Ironically, he had spent the first half of the following 10 months undergoing and recuperating from surgeries to an injured knee, and the second on crutches, not sure whether he could bowl again or don India colours and having to be content with seeing his teammates in action on TV. But on the eve of the team’s departure, Shami seemed a relieved man, bursting with excitement almost as if this was a second coming.
Unfortunately, the new beginning would cruelly come to a crashing halt in less than a week with Shami being ruled out even before he bowled a ball in a competitive match on tour, this time owing to a Grade II hamstring injury that will keep him out of action for at least 4-6 weeks. Little would the 25-year-old—who has subsequently been replaced by Bhuvneshwar Kumar—have known on Tuesday that he would be back on an international flight—this one heading to India—before he could even wear the jetlag off. That his bure din would be back to haunt him all over again.

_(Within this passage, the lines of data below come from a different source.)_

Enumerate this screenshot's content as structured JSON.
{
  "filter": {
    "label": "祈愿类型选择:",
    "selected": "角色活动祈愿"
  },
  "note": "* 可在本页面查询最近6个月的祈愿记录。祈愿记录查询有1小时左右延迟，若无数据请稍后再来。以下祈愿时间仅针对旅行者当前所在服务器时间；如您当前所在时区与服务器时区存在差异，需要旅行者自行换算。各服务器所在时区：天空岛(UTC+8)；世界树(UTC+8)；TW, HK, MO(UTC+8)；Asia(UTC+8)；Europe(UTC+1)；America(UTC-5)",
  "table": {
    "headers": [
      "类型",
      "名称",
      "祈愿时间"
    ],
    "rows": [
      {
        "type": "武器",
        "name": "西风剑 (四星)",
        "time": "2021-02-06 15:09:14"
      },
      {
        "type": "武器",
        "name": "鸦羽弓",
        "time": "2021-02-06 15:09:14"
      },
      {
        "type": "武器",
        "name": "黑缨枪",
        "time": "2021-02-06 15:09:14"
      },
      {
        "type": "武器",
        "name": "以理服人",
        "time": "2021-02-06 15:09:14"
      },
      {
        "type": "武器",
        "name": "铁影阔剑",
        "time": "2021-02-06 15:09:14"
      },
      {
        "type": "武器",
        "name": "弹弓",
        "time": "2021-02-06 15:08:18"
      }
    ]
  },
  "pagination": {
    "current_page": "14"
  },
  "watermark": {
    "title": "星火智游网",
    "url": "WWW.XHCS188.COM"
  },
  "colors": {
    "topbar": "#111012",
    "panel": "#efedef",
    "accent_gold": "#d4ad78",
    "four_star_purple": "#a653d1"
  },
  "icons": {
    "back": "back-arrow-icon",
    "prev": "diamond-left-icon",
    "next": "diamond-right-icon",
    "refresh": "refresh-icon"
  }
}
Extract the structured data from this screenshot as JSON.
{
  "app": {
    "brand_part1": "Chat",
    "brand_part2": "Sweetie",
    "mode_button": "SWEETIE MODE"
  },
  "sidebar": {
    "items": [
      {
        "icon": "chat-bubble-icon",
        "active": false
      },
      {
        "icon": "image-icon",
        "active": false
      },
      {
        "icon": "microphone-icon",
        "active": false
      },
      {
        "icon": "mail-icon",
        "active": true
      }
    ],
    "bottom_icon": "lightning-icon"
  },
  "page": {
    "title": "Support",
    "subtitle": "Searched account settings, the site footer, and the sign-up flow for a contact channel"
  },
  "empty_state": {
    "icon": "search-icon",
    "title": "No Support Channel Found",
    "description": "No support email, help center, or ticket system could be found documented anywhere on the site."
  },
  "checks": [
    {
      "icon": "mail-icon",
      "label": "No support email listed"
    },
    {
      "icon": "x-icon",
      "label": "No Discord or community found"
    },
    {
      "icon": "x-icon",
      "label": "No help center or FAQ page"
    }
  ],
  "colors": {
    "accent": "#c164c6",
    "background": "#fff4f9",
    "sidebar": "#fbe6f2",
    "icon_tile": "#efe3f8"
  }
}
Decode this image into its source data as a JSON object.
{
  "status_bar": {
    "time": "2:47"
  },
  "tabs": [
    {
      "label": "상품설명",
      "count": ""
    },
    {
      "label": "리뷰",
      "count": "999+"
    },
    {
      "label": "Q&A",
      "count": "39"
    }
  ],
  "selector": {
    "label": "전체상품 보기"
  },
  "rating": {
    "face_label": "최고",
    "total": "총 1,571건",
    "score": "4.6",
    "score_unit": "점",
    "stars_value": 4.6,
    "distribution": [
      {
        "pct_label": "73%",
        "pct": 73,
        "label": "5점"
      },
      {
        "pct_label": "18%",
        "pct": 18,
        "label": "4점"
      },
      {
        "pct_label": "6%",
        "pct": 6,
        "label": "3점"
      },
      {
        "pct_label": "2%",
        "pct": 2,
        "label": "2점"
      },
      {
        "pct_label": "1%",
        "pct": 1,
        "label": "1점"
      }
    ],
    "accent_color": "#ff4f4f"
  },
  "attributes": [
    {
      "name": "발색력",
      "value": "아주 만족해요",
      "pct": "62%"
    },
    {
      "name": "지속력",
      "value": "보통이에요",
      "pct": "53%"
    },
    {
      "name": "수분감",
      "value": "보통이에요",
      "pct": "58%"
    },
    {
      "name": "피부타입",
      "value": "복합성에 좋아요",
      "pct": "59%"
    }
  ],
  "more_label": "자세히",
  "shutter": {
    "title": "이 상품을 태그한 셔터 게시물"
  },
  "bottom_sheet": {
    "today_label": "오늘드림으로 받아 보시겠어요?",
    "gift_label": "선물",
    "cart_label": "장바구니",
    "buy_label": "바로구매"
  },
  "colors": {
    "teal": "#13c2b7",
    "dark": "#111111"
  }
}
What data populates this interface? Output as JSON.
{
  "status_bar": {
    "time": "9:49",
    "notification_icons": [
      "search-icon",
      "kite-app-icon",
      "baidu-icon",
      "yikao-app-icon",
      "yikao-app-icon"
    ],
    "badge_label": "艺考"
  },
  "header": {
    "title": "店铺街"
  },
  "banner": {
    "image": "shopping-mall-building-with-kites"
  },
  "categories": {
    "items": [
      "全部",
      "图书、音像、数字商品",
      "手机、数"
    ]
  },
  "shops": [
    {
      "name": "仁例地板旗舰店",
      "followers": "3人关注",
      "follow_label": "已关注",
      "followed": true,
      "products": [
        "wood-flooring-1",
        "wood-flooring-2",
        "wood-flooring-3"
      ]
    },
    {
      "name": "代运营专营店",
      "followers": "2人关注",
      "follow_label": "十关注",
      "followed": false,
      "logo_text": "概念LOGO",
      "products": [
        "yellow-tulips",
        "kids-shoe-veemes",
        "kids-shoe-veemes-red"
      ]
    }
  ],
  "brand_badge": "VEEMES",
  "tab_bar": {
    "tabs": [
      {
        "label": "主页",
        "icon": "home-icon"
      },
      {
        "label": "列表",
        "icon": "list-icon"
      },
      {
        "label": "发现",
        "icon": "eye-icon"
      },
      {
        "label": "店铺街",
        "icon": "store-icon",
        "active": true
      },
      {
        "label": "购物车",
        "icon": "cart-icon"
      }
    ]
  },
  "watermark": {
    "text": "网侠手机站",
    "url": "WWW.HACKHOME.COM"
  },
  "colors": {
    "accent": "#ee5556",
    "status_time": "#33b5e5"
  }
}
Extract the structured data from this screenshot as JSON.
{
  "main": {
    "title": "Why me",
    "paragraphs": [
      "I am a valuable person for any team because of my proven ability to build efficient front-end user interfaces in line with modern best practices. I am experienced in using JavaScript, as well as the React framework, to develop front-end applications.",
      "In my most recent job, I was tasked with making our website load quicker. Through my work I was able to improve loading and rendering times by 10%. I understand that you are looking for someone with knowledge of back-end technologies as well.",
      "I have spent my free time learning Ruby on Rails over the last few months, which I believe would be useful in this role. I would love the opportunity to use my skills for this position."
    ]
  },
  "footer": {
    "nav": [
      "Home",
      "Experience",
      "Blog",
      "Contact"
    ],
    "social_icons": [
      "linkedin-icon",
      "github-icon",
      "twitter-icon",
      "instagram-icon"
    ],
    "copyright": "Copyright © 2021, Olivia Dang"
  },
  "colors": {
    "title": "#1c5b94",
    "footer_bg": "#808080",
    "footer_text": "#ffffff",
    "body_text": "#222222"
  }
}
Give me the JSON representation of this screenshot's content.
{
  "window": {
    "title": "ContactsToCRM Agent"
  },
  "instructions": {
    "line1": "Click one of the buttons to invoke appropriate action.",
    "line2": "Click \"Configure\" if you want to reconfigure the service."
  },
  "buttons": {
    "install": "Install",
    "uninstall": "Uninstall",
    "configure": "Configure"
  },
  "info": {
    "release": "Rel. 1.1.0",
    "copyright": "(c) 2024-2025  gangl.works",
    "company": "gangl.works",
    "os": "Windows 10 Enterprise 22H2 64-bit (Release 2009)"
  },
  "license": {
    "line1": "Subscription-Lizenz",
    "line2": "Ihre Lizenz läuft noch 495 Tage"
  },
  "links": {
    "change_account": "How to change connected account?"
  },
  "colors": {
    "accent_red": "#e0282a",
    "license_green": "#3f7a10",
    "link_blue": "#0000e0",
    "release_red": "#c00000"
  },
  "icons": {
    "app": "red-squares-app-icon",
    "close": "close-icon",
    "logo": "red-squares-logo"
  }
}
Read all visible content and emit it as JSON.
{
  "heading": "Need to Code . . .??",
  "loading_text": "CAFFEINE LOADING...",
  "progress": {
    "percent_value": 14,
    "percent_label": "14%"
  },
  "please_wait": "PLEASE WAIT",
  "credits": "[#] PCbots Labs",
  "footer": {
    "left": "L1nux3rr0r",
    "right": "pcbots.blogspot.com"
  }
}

BCCI’s chairman of the senior selection committee, Sandeep Patil, cleared any doubts about whether Shami had been picked prematurely after having been out of action for so long.
“Shami was passed fit by Andrew Leipus (chief physiotherapist of NCA). We were only reported about Mohit’s (Sharma) injury. This injury happened during practice there, which can happen to anyone. This is sheer bad luck and a big blow to all; to Shami, the team and India,” Patil told The Sunday Express.
After a 30-day rehab at the National Cricket Academy (NCA) in Bangalore, Shami had represented his home state of Bengal in the Vijay Hazare Trophy and the Syed Mushtaq Ali T20 tournament, playing four matches in all. He looked to be back at his wicket-taking best in the T20s, returning figures of 3/18 and 2/30 against Hyderabad and Tamil Nadu respectively. He was also reportedly bowling in the nets in Perth, where India started their tour, before suffering the injury during one of the practice sessions.
While it is a big blow like Patil put it, Shami’s sudden exit will also leave a big hole in India’s pace attack as even skipper MS Dhoni had spoken about how the pacer was a vital cog in his plans in Australia and for the World T20. India were already without Mohit Sharma, who along with Shami and Umesh Yadav had formed an incisive partnership with the new balls during the World Cup, making a massive impact on all comers with their seam movement and their judicious usage of the short ball.
While Yadav’s the only remaining survivor from that triumvirate, his form has been up and down ever since across all formats. But India will depend squarely on his swing and additional burst of pace with no one of note to complement him from the other end. They have no choice.
Door opens for Bhuvi
Shami’s absence will open the door for the relatively unknown Barinder Sran, who’s impressed in both the warm-up games with his left-arm pace. And he’s likely to now be the front-runner to take the new-ball with Yadav. Just like they have in the two games against Western Australian XI at the WACA. All-rounder Rishi Dhawan too has looked the part in his two outings with the ball, and his big-hitting abilities with the bat should make him a likely pick in the XI for the opening ODI.
Incidentally, Shami had not bowled in the first of the practice games, which was a T20 contest on Friday before he was officially pulled out from the squad. Shami’s loss will be Bhuvneshwar’s gain in many ways. The lanky Uttar Pradesh swing bowler has seen his stocks dip rather radically in the last 18 months or so. He only appeared in a single match during the World Cup, against UAE at Perth incidentally.
Bhuvneshwar was at the helm of the attack once more when India took on South Africa at home, with the selectors deciding to go with a pace-attack that was themed on ‘lack of pace’. He did play a crucial role in India’s series-leveling victory at Indore, where he picked up wickets at strategic and match-turning points to finish with figures of 3/41. There were points during that match where he did seem to have regained some of his potency whilst swinging the ball. He also looked to have gained a few yards in pace.
But he finished the series on a rather sorry note when he became the first Indian bowler to complete a century with the ball in an ODI—AB de Villiers smashing him for 106 in his 10 overs. As for Shami, he’s back to where he hates it the most, rehabilitating once more from a serious injury with hopes of regaining his India cap pushed back agonizingly. It’s back to overcoming the bure din and yet again building himself towards what would now be a third coming.